Given data
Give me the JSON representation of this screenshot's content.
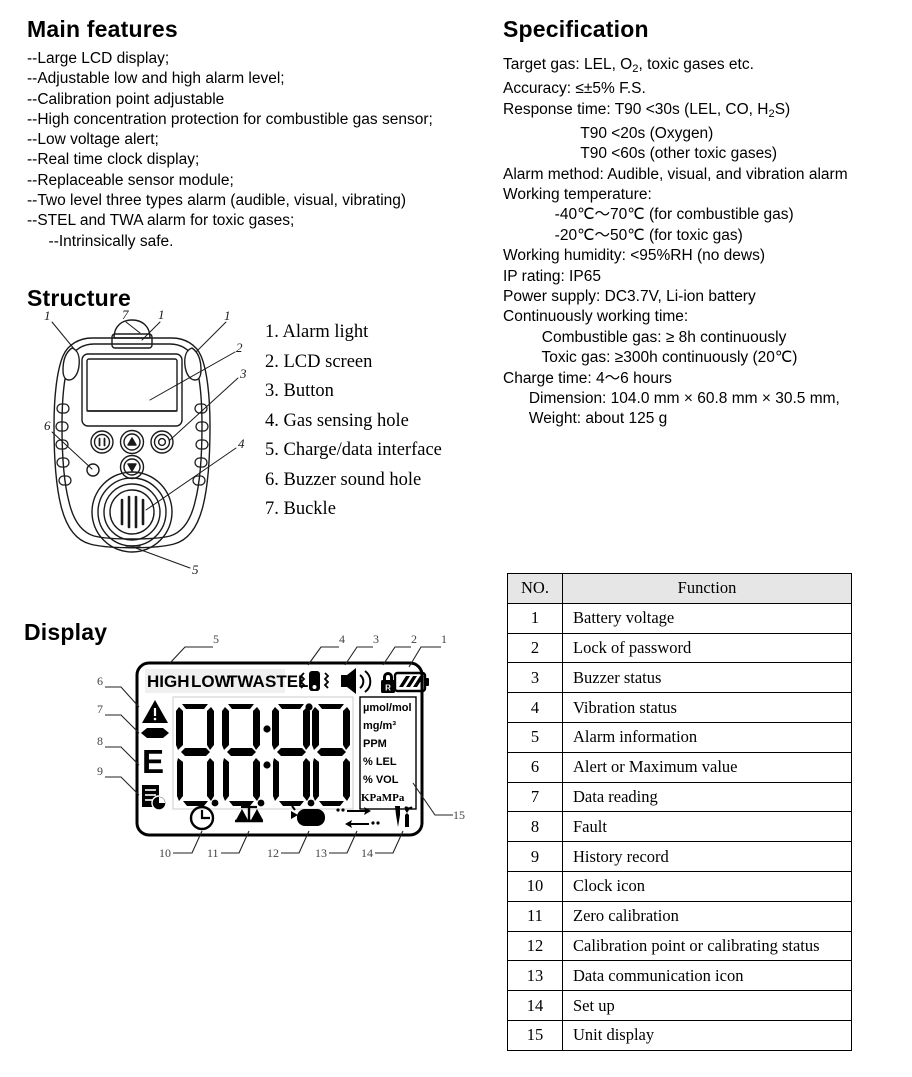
{
  "main_features": {
    "heading": "Main features",
    "items": [
      "--Large LCD display;",
      "--Adjustable low and high alarm level;",
      "--Calibration point adjustable",
      "--High concentration protection for combustible gas sensor;",
      "--Low voltage alert;",
      "--Real time clock display;",
      "--Replaceable sensor module;",
      "--Two level three types alarm (audible, visual, vibrating)",
      "--STEL and TWA alarm for toxic gases;",
      "     --Intrinsically safe."
    ]
  },
  "specification": {
    "heading": "Specification",
    "lines": [
      "Target gas: LEL, O2, toxic gases etc.",
      "Accuracy: ≤±5% F.S.",
      "Response time: T90 <30s (LEL, CO, H2S)",
      "                  T90 <20s (Oxygen)",
      "                  T90 <60s (other toxic gases)",
      "Alarm method: Audible, visual, and vibration alarm",
      "Working temperature:",
      "            -40℃～70℃ (for combustible gas)",
      "            -20℃～50℃ (for toxic gas)",
      "Working humidity: <95%RH (no dews)",
      "IP rating: IP65",
      "Power supply: DC3.7V, Li-ion battery",
      "Continuously working time:",
      "         Combustible gas: ≥ 8h continuously",
      "         Toxic gas: ≥300h continuously (20℃)",
      "Charge time: 4～6 hours",
      "      Dimension: 104.0 mm × 60.8 mm × 30.5 mm,",
      "      Weight: about 125 g"
    ],
    "target_gas_label": "Target gas: LEL, O",
    "target_gas_sub": "2",
    "target_gas_tail": ", toxic gases etc.",
    "response_label": "Response time: T90 <30s (LEL, CO, H",
    "response_sub": "2",
    "response_tail": "S)"
  },
  "structure": {
    "heading": "Structure",
    "legend": [
      "1. Alarm light",
      "2. LCD screen",
      "3. Button",
      "4. Gas sensing hole",
      "5. Charge/data interface",
      "6. Buzzer sound hole",
      "7. Buckle"
    ],
    "callouts": [
      "1",
      "1",
      "1",
      "2",
      "3",
      "4",
      "5",
      "6",
      "7"
    ]
  },
  "display": {
    "heading": "Display",
    "lcd": {
      "status_labels": [
        "HIGH",
        "LOW",
        "TWA",
        "STEL"
      ],
      "digits": "88:88",
      "units": [
        "µmol/mol",
        "mg/m³",
        "PPM",
        "% LEL",
        "% VOL",
        "KPaMPa"
      ],
      "fault_letter": "E",
      "callouts_top": [
        "5",
        "4",
        "3",
        "2",
        "1"
      ],
      "callouts_left": [
        "6",
        "7",
        "8",
        "9"
      ],
      "callouts_bottom": [
        "10",
        "11",
        "12",
        "13",
        "14"
      ],
      "callout_right": "15",
      "icons_top": [
        "vibration-icon",
        "speaker-icon",
        "lock-icon",
        "battery-icon"
      ],
      "icons_left": [
        "warning-triangle-icon",
        "dash-bar-icon",
        "fault-letter-e",
        "history-record-icon"
      ],
      "icons_bottom": [
        "clock-icon",
        "balance-scale-icon",
        "gas-cylinder-icon",
        "data-communication-icon",
        "tools-icon"
      ]
    }
  },
  "function_table": {
    "headers": [
      "NO.",
      "Function"
    ],
    "rows": [
      {
        "no": "1",
        "function": "Battery voltage"
      },
      {
        "no": "2",
        "function": "Lock of password"
      },
      {
        "no": "3",
        "function": "Buzzer status"
      },
      {
        "no": "4",
        "function": "Vibration status"
      },
      {
        "no": "5",
        "function": "Alarm information"
      },
      {
        "no": "6",
        "function": "Alert or Maximum value"
      },
      {
        "no": "7",
        "function": "Data reading"
      },
      {
        "no": "8",
        "function": "Fault"
      },
      {
        "no": "9",
        "function": "History record"
      },
      {
        "no": "10",
        "function": "Clock icon"
      },
      {
        "no": "11",
        "function": "Zero calibration"
      },
      {
        "no": "12",
        "function": "Calibration point or calibrating status"
      },
      {
        "no": "13",
        "function": "Data communication icon"
      },
      {
        "no": "14",
        "function": "Set up"
      },
      {
        "no": "15",
        "function": "Unit display"
      }
    ]
  },
  "colors": {
    "ink": "#000000",
    "table_header_bg": "#e6e6e6",
    "callout_gray": "#555555"
  }
}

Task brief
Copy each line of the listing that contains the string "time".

Result of the task
      "--Real time clock display;",
      "Response time: T90 <30s (LEL, CO, H2S)",
      "Continuously working time:",
      "Charge time: 4～6 hours",
    "response_label": "Response time: T90 <30s (LEL, CO, H",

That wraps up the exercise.